Kathie was thoroughly embracing her new life at Bob Owens Retirement Village, having just moved into her serviced apartment in December.
“That’s where we picked up the news on this virus and one could soon tell we were going to get affected here in New Zealand,” says Kathie, 77, who suffered mild effects from polio during an outbreak when she was five.
It didn’t take long for Ryman Healthcare, who operate Bob Owens, to react, with screening of visitors who had travelled overseas set up in all of its villages from late January.
Security guards were then put on the gate and from March 16 all visits to the village were stopped apart from those deemed essential.
“I think because I remember the polio outbreak in 1948 it resonated with me. When you get to my age you accept what’s happening and know one has to do certain things,” she says.
For Kathie, who had only sold her house on Devonport Road a matter of weeks earlier, the timing was particularly pertinent.
“If I had stayed at Devonport Road I may have become scared but here I felt very safe,” says Kathie, who left Auckland for the Bay of Plenty 10 years ago.
“Because of everything that Ryman has done I think we have all felt very safe and secure, everyone has been marvellous. Having the security guards there gave me real peace of mind.”

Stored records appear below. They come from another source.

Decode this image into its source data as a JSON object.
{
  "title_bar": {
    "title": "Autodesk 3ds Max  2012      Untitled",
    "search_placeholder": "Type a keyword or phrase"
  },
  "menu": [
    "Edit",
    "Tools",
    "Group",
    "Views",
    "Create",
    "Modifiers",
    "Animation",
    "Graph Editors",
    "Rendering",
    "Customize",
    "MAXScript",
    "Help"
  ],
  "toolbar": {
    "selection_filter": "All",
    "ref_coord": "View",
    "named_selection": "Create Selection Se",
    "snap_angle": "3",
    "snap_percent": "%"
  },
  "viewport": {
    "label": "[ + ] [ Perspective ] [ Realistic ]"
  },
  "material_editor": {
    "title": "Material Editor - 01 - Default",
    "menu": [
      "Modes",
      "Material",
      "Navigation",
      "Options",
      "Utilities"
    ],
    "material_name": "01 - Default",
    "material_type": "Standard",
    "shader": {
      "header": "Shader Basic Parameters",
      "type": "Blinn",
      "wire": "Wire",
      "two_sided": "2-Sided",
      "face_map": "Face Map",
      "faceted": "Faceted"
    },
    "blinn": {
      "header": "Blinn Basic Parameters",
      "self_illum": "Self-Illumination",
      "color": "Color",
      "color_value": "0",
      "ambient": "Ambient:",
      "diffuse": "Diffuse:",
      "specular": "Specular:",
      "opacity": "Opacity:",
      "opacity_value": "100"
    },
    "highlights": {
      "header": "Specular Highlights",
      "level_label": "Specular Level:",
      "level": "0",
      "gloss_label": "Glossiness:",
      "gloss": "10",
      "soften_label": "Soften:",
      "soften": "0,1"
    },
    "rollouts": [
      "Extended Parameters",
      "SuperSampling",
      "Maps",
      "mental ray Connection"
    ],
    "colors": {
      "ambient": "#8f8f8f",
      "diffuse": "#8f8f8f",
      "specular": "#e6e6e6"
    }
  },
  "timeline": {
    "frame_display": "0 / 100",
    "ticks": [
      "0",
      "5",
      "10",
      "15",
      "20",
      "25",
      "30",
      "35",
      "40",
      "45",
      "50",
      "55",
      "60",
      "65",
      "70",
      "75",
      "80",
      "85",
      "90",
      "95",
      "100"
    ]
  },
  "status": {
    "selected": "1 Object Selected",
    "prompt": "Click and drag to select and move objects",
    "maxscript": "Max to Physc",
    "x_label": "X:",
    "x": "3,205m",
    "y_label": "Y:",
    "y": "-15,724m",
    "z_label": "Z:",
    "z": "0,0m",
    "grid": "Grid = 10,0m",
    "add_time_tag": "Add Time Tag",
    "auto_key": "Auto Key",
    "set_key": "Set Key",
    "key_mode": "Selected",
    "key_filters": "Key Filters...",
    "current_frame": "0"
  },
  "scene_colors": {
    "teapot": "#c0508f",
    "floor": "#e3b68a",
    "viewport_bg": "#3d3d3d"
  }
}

Assisted living in a serviced apartment comes with a main meal of the day; Ryman also supplied any additional meals required by serviced apartment residents plus a weekly delivery of bread, milk and biscuits and morning and afternoon tea every day.
All residents also received a giftbox of pantry staples, twice weekly Bidfood grocery orders and a weekly Happy Hour in a Bag was supplied – totalling an impressive 9,000 Bidfood orders and 56,000 Happy Hour bags across the country.
“With our being in isolation, the luxuries were lovely. Receiving those was a real boon for everyone. I think everyone looked forward to it and appreciated it and it was so heart-warming that they cared for us to do that,” says Kathie.
“The staff would also serve us our meals in our rooms and they were so nice to us and would stop and have a wee chat to see how we were doing. They were always so friendly and happy.”
It was a relief for her brother who lives in Auckland that his little sister was in good hands.
“He was very happy I was being looked after,” says Kathie, who got the chance to do Zoom calls with him with some help from staff.
A big challenge was finding things to do since all the usual activities were off the cards but as a self-described ‘crossword freak’, Kathie made the most of the opportunity to do her daily puzzles or she would read a book. For a change of scene she would enjoy walks in the sunshine around the ‘absolutely beautiful’ grounds or just stand up and look out the window at the beautiful view of the hills.
As the alert levels have gradually lifted, Kathie has been thrilled to resume some more activities.
“We can now have morning and afternoon tea in the dining room but with the staff attending to our needs and there’s lots of social interaction and laughing which is good to see again.
“We also did our exercises in the atrium while observing social distancing. A lot of us were on our balconies looking down and it was really good music for us to move to – great for our body and our minds,” she says.
The much-anticipated return of her weekly visits from her dear friends and their dog proved to be a real thrill. “Beth usually picks me up once a week. We go out for coffee in the appropriate places and that has been just delightful!”
Sales advisor Jan would love to welcome you and a family member to visit the village and view the available apartments.